### Required action:
Go through the data and report each line that holds the string "edificato".

----------

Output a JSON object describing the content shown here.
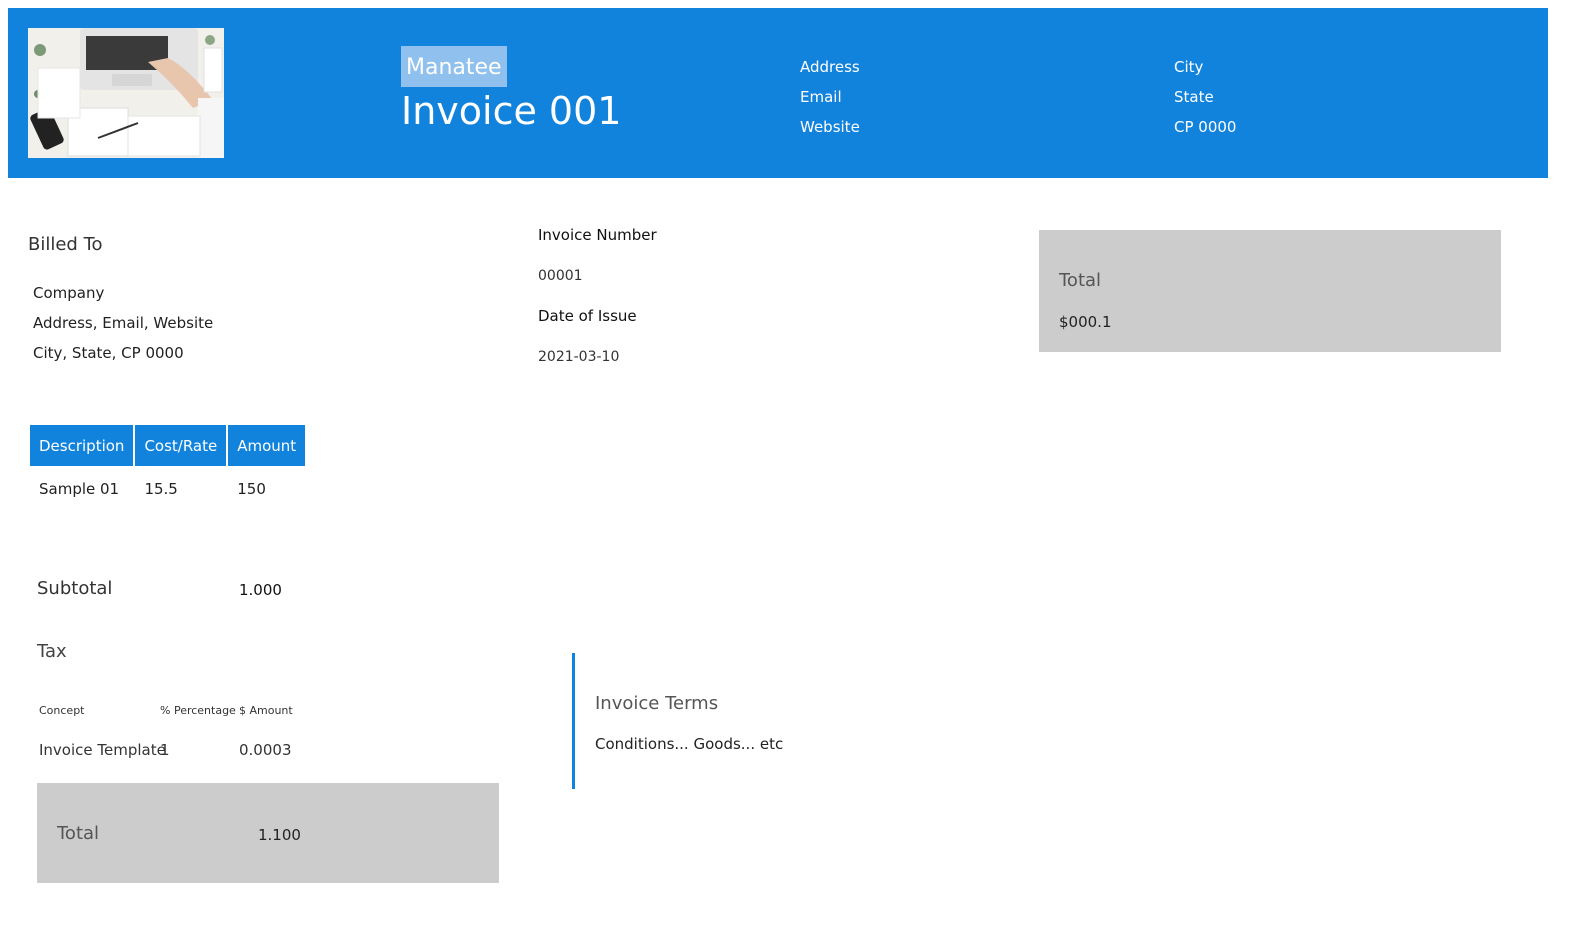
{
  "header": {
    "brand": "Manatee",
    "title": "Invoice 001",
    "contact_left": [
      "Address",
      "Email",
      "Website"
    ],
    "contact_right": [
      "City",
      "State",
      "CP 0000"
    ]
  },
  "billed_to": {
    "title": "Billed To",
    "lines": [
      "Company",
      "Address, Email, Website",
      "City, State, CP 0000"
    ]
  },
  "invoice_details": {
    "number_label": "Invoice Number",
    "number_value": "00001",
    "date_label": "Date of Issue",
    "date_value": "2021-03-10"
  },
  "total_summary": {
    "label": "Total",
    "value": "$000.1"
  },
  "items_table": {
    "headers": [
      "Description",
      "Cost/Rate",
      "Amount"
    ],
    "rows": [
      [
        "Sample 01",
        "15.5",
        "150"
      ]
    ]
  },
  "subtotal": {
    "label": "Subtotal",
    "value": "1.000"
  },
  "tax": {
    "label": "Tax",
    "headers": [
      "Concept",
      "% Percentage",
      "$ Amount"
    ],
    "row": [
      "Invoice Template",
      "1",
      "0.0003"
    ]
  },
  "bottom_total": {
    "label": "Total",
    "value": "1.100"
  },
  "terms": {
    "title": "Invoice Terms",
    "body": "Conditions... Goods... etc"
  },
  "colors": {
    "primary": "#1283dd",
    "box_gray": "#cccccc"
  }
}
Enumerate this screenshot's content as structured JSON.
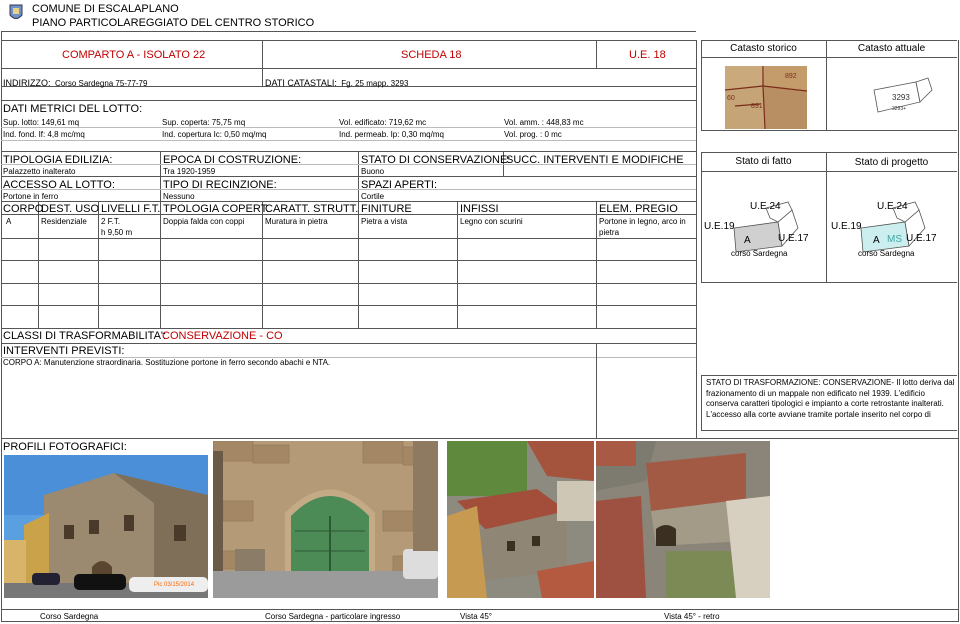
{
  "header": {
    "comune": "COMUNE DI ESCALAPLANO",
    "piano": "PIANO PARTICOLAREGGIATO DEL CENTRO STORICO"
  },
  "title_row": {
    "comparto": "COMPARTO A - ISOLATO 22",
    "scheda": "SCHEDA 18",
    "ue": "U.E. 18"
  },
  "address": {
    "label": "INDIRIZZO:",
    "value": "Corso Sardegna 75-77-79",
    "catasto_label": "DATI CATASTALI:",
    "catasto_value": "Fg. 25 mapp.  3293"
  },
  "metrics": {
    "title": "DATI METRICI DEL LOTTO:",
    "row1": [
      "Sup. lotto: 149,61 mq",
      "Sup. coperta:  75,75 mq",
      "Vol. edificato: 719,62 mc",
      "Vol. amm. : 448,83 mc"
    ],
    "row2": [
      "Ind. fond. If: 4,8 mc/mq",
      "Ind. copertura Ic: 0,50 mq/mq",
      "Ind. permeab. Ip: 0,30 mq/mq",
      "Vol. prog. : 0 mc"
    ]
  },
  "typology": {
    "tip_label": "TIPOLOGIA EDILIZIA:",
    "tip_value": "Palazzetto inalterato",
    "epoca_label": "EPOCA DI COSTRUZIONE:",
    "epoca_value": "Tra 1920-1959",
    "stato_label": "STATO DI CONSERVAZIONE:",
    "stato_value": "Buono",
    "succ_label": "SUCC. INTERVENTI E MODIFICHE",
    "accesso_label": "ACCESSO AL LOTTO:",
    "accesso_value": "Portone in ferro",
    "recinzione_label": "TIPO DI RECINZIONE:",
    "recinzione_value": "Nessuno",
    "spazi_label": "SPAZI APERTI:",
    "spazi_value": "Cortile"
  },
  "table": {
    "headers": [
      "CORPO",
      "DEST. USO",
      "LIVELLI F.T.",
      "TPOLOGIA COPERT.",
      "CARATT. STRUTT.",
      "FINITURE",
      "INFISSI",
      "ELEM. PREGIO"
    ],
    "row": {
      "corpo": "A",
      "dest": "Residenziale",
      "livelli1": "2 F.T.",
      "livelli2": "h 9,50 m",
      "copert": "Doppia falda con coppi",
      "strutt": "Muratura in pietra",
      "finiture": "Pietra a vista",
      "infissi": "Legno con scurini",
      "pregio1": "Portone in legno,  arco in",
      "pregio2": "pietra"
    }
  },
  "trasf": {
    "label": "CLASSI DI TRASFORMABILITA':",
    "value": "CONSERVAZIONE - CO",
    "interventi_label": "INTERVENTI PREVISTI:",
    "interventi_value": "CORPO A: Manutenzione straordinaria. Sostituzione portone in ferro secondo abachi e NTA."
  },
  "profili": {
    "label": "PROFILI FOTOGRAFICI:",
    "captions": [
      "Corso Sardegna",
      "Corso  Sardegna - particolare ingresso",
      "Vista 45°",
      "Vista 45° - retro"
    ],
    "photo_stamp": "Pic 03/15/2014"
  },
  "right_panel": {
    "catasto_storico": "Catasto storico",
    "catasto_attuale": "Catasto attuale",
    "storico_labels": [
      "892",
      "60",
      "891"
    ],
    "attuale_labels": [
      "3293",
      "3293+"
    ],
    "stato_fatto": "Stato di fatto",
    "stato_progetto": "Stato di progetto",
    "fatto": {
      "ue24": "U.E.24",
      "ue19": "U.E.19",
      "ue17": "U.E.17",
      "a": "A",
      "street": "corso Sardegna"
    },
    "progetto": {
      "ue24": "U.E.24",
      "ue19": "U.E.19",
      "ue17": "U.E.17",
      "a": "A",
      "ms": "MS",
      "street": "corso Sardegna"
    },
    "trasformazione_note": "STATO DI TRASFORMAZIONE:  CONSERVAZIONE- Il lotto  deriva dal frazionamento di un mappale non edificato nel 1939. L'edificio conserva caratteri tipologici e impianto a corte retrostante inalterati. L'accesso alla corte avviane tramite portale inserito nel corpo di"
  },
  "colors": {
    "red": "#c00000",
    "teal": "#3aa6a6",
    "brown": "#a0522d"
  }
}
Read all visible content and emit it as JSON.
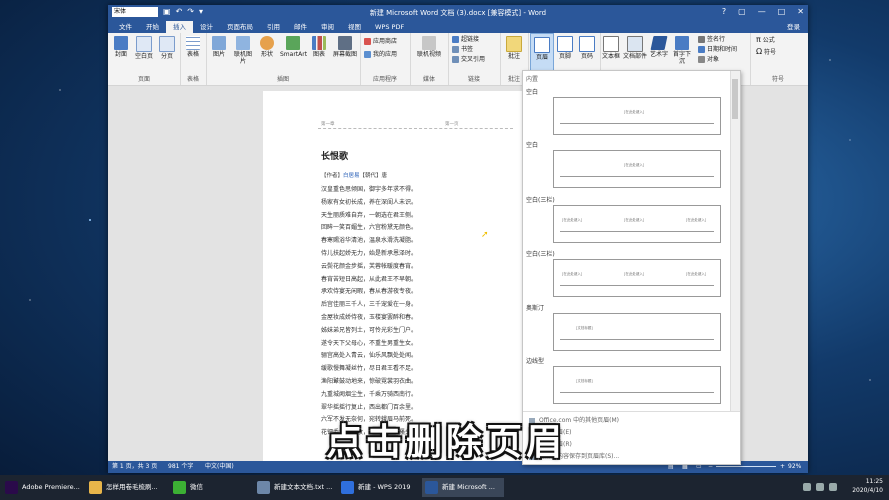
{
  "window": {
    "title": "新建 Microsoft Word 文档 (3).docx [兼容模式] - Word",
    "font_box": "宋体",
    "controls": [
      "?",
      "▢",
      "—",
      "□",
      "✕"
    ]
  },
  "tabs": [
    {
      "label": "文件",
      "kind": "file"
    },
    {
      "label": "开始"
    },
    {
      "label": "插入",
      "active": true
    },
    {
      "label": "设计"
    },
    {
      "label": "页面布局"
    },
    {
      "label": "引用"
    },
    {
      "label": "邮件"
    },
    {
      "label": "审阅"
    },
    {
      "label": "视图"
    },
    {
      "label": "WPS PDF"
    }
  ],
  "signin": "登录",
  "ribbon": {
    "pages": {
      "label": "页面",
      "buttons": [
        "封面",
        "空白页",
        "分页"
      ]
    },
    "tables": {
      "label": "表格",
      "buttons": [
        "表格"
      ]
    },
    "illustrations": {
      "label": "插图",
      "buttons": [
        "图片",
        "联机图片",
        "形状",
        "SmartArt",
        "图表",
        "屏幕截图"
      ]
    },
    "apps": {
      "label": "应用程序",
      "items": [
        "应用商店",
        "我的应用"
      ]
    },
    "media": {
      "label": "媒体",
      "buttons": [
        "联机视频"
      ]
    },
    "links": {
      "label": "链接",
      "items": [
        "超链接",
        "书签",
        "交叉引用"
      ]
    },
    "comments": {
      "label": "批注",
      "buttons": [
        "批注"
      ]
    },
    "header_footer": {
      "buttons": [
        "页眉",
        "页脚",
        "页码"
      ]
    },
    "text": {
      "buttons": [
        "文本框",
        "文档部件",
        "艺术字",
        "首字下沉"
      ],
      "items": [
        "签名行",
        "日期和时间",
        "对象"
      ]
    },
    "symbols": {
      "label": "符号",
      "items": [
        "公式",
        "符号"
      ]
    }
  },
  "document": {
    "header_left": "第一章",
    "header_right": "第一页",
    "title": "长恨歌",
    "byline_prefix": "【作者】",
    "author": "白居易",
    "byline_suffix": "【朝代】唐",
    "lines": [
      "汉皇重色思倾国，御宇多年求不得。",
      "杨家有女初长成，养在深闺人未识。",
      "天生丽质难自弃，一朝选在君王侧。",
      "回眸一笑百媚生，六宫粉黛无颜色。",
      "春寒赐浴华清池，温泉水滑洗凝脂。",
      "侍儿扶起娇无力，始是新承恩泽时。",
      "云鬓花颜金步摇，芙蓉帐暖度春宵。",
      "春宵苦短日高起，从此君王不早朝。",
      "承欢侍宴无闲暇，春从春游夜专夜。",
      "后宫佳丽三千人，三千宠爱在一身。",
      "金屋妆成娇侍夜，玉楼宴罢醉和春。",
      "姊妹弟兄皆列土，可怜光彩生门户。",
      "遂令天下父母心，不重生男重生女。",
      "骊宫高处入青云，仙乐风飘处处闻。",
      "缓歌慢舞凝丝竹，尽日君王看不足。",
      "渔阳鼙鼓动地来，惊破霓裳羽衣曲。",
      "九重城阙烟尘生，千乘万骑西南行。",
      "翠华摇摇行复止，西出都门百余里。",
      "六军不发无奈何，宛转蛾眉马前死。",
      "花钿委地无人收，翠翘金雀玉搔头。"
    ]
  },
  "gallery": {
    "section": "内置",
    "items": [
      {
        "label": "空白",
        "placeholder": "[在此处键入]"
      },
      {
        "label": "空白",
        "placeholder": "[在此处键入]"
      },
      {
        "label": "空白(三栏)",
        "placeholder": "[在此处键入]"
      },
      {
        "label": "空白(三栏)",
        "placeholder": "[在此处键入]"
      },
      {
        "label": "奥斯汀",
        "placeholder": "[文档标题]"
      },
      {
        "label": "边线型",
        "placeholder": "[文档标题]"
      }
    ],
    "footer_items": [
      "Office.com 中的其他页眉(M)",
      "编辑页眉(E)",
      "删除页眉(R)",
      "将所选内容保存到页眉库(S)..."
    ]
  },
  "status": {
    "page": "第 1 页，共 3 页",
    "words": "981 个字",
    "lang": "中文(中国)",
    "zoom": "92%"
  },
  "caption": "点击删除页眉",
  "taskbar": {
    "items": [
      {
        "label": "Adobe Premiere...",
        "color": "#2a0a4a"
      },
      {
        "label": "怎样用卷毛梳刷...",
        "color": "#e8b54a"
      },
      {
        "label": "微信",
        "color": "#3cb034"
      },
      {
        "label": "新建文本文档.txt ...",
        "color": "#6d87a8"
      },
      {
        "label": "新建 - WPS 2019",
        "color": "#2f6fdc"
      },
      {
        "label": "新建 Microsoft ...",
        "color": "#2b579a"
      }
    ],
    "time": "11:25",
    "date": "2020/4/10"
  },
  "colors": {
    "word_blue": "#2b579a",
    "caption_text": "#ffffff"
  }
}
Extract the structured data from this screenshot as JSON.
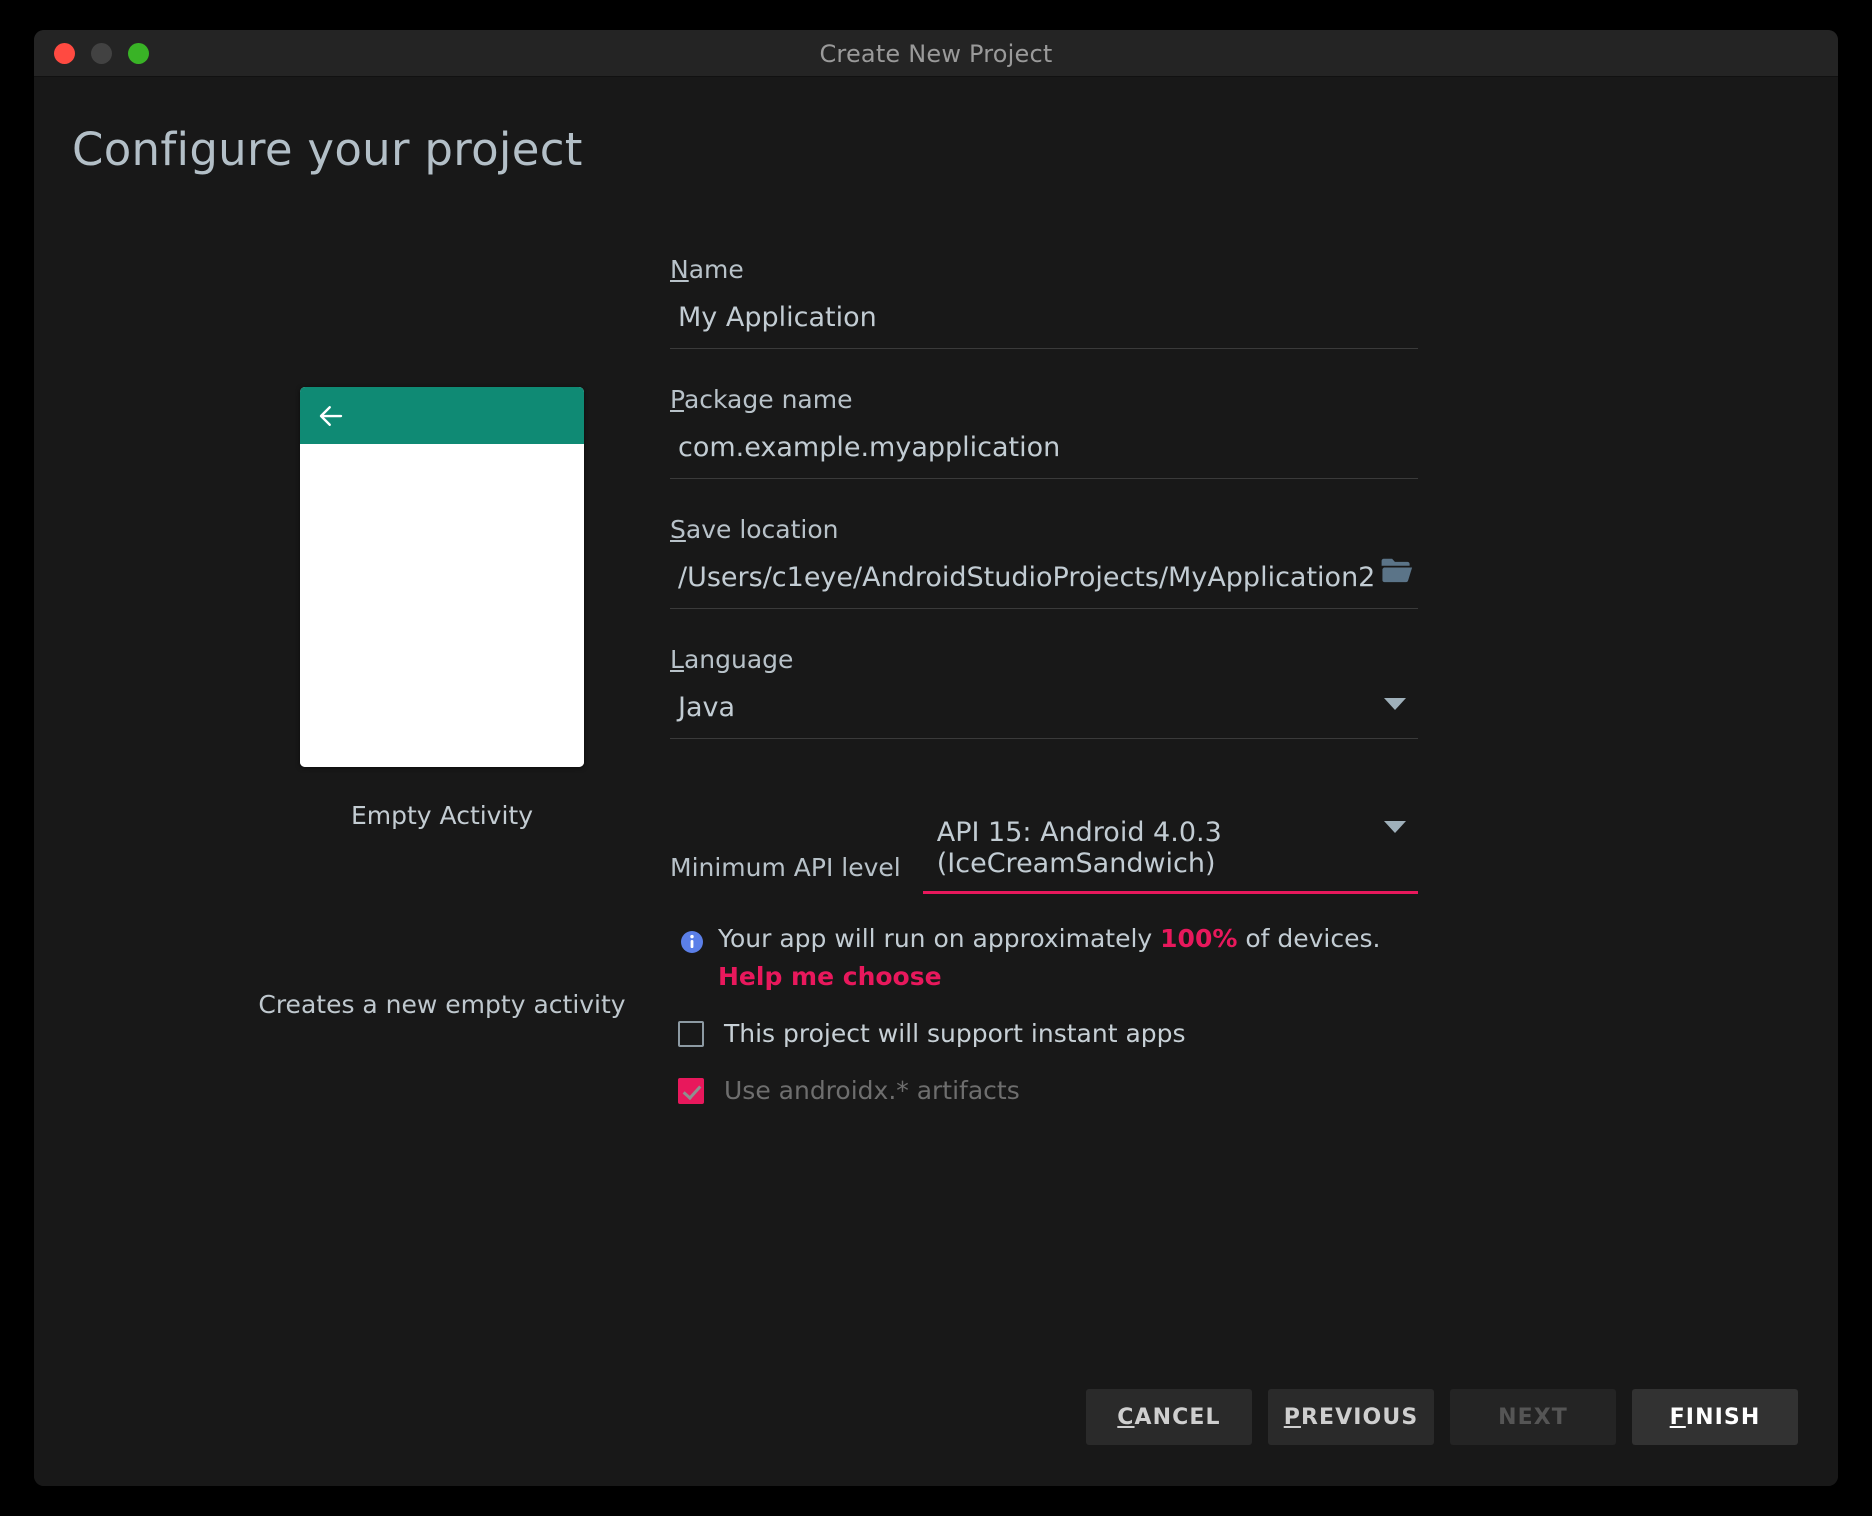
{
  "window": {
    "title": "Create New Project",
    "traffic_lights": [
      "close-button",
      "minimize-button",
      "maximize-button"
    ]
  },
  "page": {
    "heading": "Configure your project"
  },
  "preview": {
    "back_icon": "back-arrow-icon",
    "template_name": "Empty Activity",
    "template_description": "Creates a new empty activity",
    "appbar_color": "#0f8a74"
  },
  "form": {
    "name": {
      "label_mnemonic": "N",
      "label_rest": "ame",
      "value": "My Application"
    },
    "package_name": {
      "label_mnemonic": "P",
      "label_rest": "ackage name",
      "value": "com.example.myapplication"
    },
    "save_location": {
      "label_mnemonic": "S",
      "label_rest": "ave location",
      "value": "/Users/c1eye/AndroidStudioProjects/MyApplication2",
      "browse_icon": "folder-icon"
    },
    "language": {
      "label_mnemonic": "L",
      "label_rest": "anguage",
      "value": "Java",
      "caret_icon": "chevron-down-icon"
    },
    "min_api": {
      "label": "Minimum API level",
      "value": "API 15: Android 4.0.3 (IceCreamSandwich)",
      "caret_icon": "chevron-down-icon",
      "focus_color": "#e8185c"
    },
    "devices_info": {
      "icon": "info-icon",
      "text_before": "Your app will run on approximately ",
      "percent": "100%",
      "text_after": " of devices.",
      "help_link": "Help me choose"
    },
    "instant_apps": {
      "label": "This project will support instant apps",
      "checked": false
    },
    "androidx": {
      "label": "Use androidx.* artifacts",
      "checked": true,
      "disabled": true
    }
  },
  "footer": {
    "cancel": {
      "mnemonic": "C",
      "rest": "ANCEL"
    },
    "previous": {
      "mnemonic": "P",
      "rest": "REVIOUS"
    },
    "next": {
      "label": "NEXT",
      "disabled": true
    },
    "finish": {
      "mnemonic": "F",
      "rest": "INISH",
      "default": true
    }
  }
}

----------

### Task output:
      "Vol. edificato: 719,62 mc",
    "trasformazione_note": "STATO DI TRASFORMAZIONE:  CONSERVAZIONE- Il lotto  deriva dal frazionamento di un mappale non edificato nel 1939. L'edificio conserva caratteri tipologici e impianto a corte retrostante inalterati. L'accesso alla corte avviane tramite portale inserito nel corpo di"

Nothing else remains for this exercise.